====== Data extract

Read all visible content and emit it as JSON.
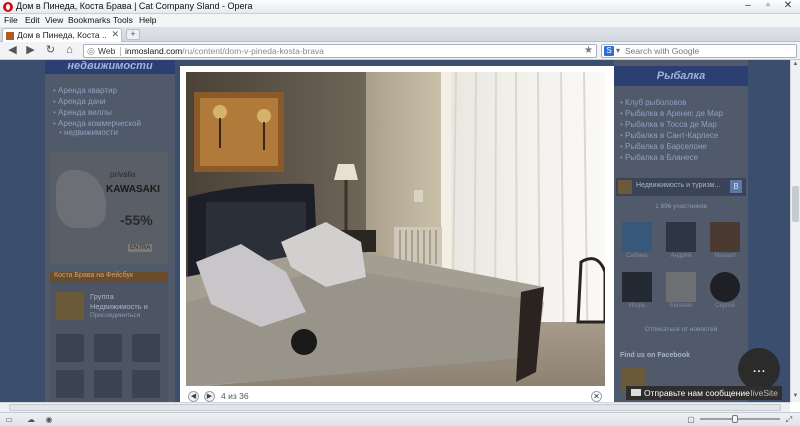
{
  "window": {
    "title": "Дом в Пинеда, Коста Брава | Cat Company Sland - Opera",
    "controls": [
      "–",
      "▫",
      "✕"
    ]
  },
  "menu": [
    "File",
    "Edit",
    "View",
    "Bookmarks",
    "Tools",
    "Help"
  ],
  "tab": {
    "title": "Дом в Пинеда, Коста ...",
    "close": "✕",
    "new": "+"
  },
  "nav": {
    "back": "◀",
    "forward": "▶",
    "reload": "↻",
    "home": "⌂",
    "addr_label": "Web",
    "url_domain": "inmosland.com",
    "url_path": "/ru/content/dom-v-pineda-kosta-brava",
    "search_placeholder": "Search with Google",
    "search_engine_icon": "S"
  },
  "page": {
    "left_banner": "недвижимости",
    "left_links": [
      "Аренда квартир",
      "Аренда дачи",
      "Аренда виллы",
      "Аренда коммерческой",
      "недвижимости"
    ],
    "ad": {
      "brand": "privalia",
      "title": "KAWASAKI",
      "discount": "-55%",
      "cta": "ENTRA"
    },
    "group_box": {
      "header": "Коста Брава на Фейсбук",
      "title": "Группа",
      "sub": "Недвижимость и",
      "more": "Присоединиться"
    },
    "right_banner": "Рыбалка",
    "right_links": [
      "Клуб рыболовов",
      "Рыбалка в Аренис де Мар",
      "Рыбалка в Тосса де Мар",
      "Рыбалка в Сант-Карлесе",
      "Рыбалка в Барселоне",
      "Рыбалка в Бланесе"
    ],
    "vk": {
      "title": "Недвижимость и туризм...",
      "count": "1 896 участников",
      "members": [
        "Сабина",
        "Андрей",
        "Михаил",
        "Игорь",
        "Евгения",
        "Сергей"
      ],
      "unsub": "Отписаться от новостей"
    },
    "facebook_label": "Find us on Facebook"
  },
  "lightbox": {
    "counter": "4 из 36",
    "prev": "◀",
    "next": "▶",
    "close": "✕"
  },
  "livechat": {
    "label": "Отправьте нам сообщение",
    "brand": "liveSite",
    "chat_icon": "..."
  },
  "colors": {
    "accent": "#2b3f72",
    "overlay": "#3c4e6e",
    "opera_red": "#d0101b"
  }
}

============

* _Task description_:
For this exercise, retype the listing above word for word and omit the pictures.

* _Your solution_:
Read all visible content and emit it as JSON.
{
  "window": {
    "title": "Дом в Пинеда, Коста Брава | Cat Company Sland - Opera",
    "controls": [
      "–",
      "▫",
      "✕"
    ]
  },
  "menu": [
    "File",
    "Edit",
    "View",
    "Bookmarks",
    "Tools",
    "Help"
  ],
  "tab": {
    "title": "Дом в Пинеда, Коста ...",
    "close": "✕",
    "new": "+"
  },
  "nav": {
    "back": "◀",
    "forward": "▶",
    "reload": "↻",
    "home": "⌂",
    "addr_label": "Web",
    "url_domain": "inmosland.com",
    "url_path": "/ru/content/dom-v-pineda-kosta-brava",
    "search_placeholder": "Search with Google",
    "search_engine_icon": "S"
  },
  "page": {
    "left_banner": "недвижимости",
    "left_links": [
      "Аренда квартир",
      "Аренда дачи",
      "Аренда виллы",
      "Аренда коммерческой",
      "недвижимости"
    ],
    "ad": {
      "brand": "privalia",
      "title": "KAWASAKI",
      "discount": "-55%",
      "cta": "ENTRA"
    },
    "group_box": {
      "header": "Коста Брава на Фейсбук",
      "title": "Группа",
      "sub": "Недвижимость и",
      "more": "Присоединиться"
    },
    "right_banner": "Рыбалка",
    "right_links": [
      "Клуб рыболовов",
      "Рыбалка в Аренис де Мар",
      "Рыбалка в Тосса де Мар",
      "Рыбалка в Сант-Карлесе",
      "Рыбалка в Барселоне",
      "Рыбалка в Бланесе"
    ],
    "vk": {
      "title": "Недвижимость и туризм...",
      "count": "1 896 участников",
      "members": [
        "Сабина",
        "Андрей",
        "Михаил",
        "Игорь",
        "Евгения",
        "Сергей"
      ],
      "unsub": "Отписаться от новостей"
    },
    "facebook_label": "Find us on Facebook"
  },
  "lightbox": {
    "counter": "4 из 36",
    "prev": "◀",
    "next": "▶",
    "close": "✕"
  },
  "livechat": {
    "label": "Отправьте нам сообщение",
    "brand": "liveSite",
    "chat_icon": "..."
  },
  "colors": {
    "accent": "#2b3f72",
    "overlay": "#3c4e6e",
    "opera_red": "#d0101b"
  }
}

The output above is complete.